As NASA continues to build the Orion spacecraft and head toward its first unmanned test flight in 2014, it will once again descend under parachutes to a water landing.
Sept. 11, 2012
This sparkling picture taken by the NASA/ESA Hubble Space Telescope shows the center of globular cluster M 4. The power of Hubble has resolved the cluster into a multitude of glowing orbs, each a colossal nuclear furnace.
Aug. 30, 2012
Most spacecraft try to avoid the Van Allen Belts, two doughnut-shaped regions around Earth filled with "killer electrons." This morning NASA launched two heavily-shielded spacecraft directly into the belts. The Radiation Belt Storm Probes are on a two-year mission to study the Van Allen Belts and to unravel the mystery of their unpredictability.
Aug. 29, 2012
This week's full Moon is a Blue Moon--that is, the second full Moon in a calendar month. But will the Moon really turn blue? Strange but true: Scientists say it can happen.
Aug. 22, 2012
Curiosity has made its first tire tracks on Mars. On August 22nd, the massive rover began driving from its landing site, which scientists have named for the late author Ray Bradbury.
Aug. 20, 2012
NASA's Mars rover Curiosity has fired its laser for the first time on Mars, using the beam to study a fist-size rock called "Coronation."
Aug. 17, 2012
Curiosity is safe on Mars and ready to roll. In today's story from Science@NASA, project scientist John Grotzinger discusses where the rover might go first.
Aug. 10, 2012
The Perseid meteor shower is underway. There's more to see than meteors, however, when the shower peaks on August 11th through 13th. The brightest planets in the solar system are lining up in the middle of the display.
Aug. 8, 2012
Late Monday night, an image from the High Resolution Imaging Science Experiment (HiRISE) camera aboard NASA's Mars Reconnaissance Orbiter captured the Curiosity rover and the components that helped it survive its seven-minute ordeal from space to its present location in Mars' Gale Crater.
Aug. 7, 2012

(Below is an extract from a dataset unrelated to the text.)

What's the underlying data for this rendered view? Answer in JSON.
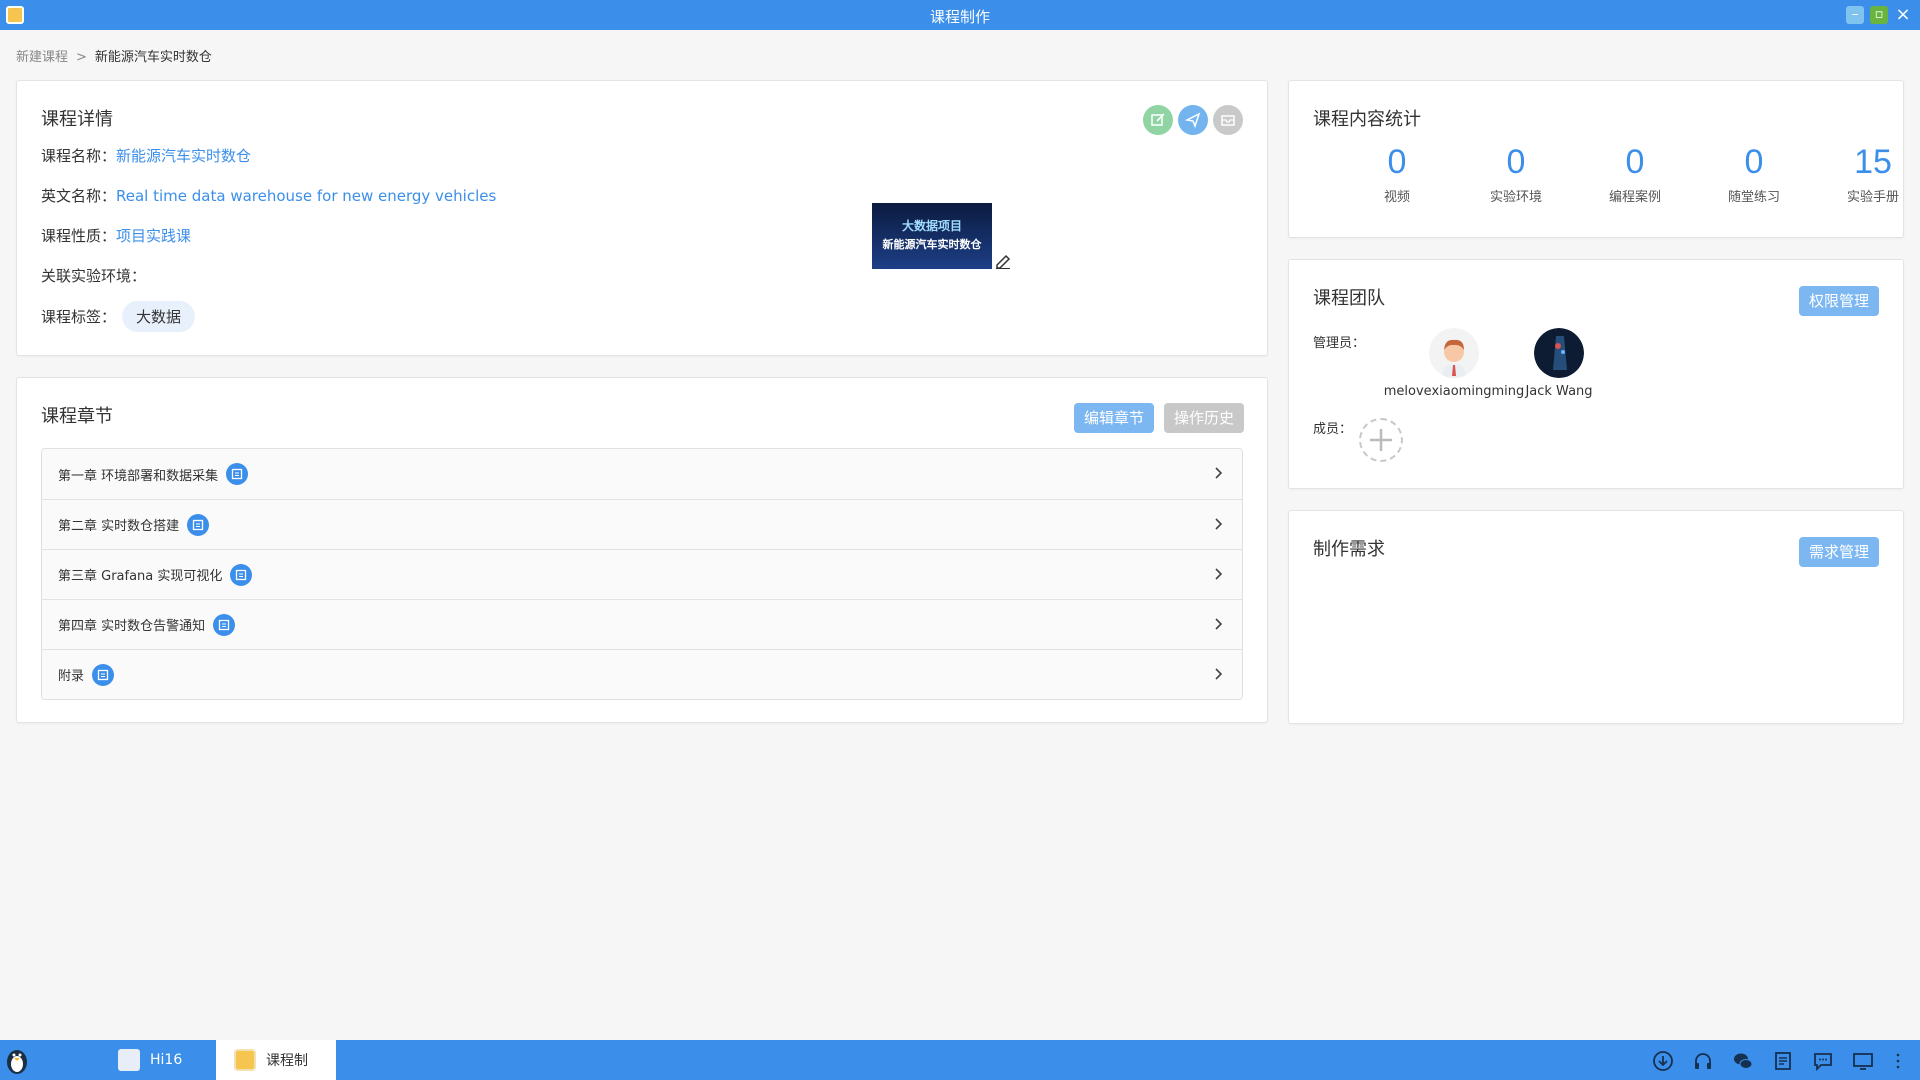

A key ingredient of Earth's strangest clouds does not come from Earth. New data from NASA's AIM spacecraft proves that "meteor smoke" is essential to the formation of noctilucent clouds.